Record excerpts:

= Beginning of Section =

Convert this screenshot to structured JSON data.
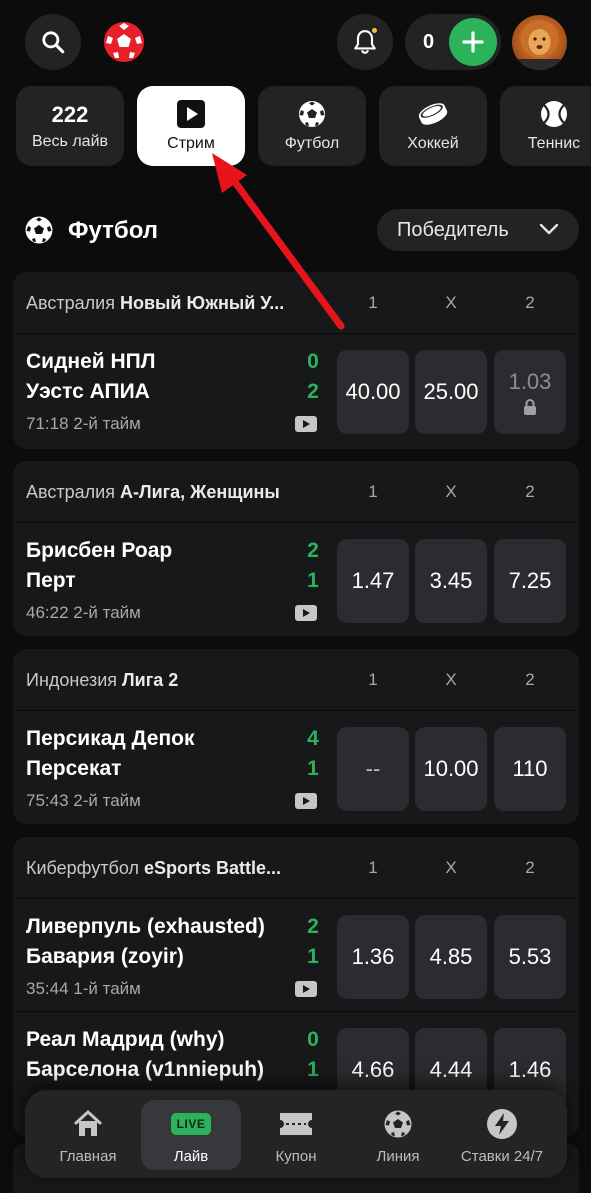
{
  "header": {
    "balance": "0"
  },
  "chips": [
    {
      "count": "222",
      "label": "Весь лайв",
      "icon": "none"
    },
    {
      "label": "Стрим",
      "icon": "play-icon",
      "active": true
    },
    {
      "label": "Футбол",
      "icon": "soccer-ball-icon"
    },
    {
      "label": "Хоккей",
      "icon": "hockey-puck-icon"
    },
    {
      "label": "Теннис",
      "icon": "tennis-ball-icon"
    }
  ],
  "section": {
    "title": "Футбол",
    "market": "Победитель"
  },
  "odds_headers": [
    "1",
    "X",
    "2"
  ],
  "leagues": [
    {
      "country": "Австралия",
      "name": "Новый Южный У...",
      "matches": [
        {
          "team1": "Сидней НПЛ",
          "team2": "Уэстс АПИА",
          "score1": "0",
          "score2": "2",
          "time": "71:18 2-й тайм",
          "odds": [
            "40.00",
            "25.00",
            "1.03"
          ],
          "locked": [
            false,
            false,
            true
          ]
        }
      ]
    },
    {
      "country": "Австралия",
      "name": "А-Лига, Женщины",
      "matches": [
        {
          "team1": "Брисбен Роар",
          "team2": "Перт",
          "score1": "2",
          "score2": "1",
          "time": "46:22 2-й тайм",
          "odds": [
            "1.47",
            "3.45",
            "7.25"
          ],
          "locked": [
            false,
            false,
            false
          ]
        }
      ]
    },
    {
      "country": "Индонезия",
      "name": "Лига 2",
      "matches": [
        {
          "team1": "Персикад Депок",
          "team2": "Персекат",
          "score1": "4",
          "score2": "1",
          "time": "75:43 2-й тайм",
          "odds": [
            "--",
            "10.00",
            "110"
          ],
          "locked": [
            false,
            false,
            false
          ]
        }
      ]
    },
    {
      "country": "Киберфутбол",
      "name": "eSports Battle...",
      "matches": [
        {
          "team1": "Ливерпуль (exhausted)",
          "team2": "Бавария (zoyir)",
          "score1": "2",
          "score2": "1",
          "time": "35:44 1-й тайм",
          "odds": [
            "1.36",
            "4.85",
            "5.53"
          ],
          "locked": [
            false,
            false,
            false
          ]
        },
        {
          "team1": "Реал Мадрид (why)",
          "team2": "Барселона (v1nniepuh)",
          "score1": "0",
          "score2": "1",
          "time": "",
          "odds": [
            "4.66",
            "4.44",
            "1.46"
          ],
          "locked": [
            false,
            false,
            false
          ]
        }
      ]
    }
  ],
  "bottom_nav": [
    {
      "label": "Главная",
      "icon": "home-icon"
    },
    {
      "label": "Лайв",
      "icon": "live-badge",
      "badge": "LIVE",
      "active": true
    },
    {
      "label": "Купон",
      "icon": "coupon-icon"
    },
    {
      "label": "Линия",
      "icon": "soccer-ball-icon"
    },
    {
      "label": "Ставки 24/7",
      "icon": "lightning-icon"
    }
  ],
  "colors": {
    "accent_green": "#2cb25b",
    "brand_red": "#e7202b",
    "annotation_arrow": "#e8141b"
  }
}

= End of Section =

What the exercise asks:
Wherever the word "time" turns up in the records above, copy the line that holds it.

Response to the task:
          "time": "71:18 2-й тайм",
          "time": "46:22 2-й тайм",
          "time": "75:43 2-й тайм",
          "time": "35:44 1-й тайм",
          "time": "",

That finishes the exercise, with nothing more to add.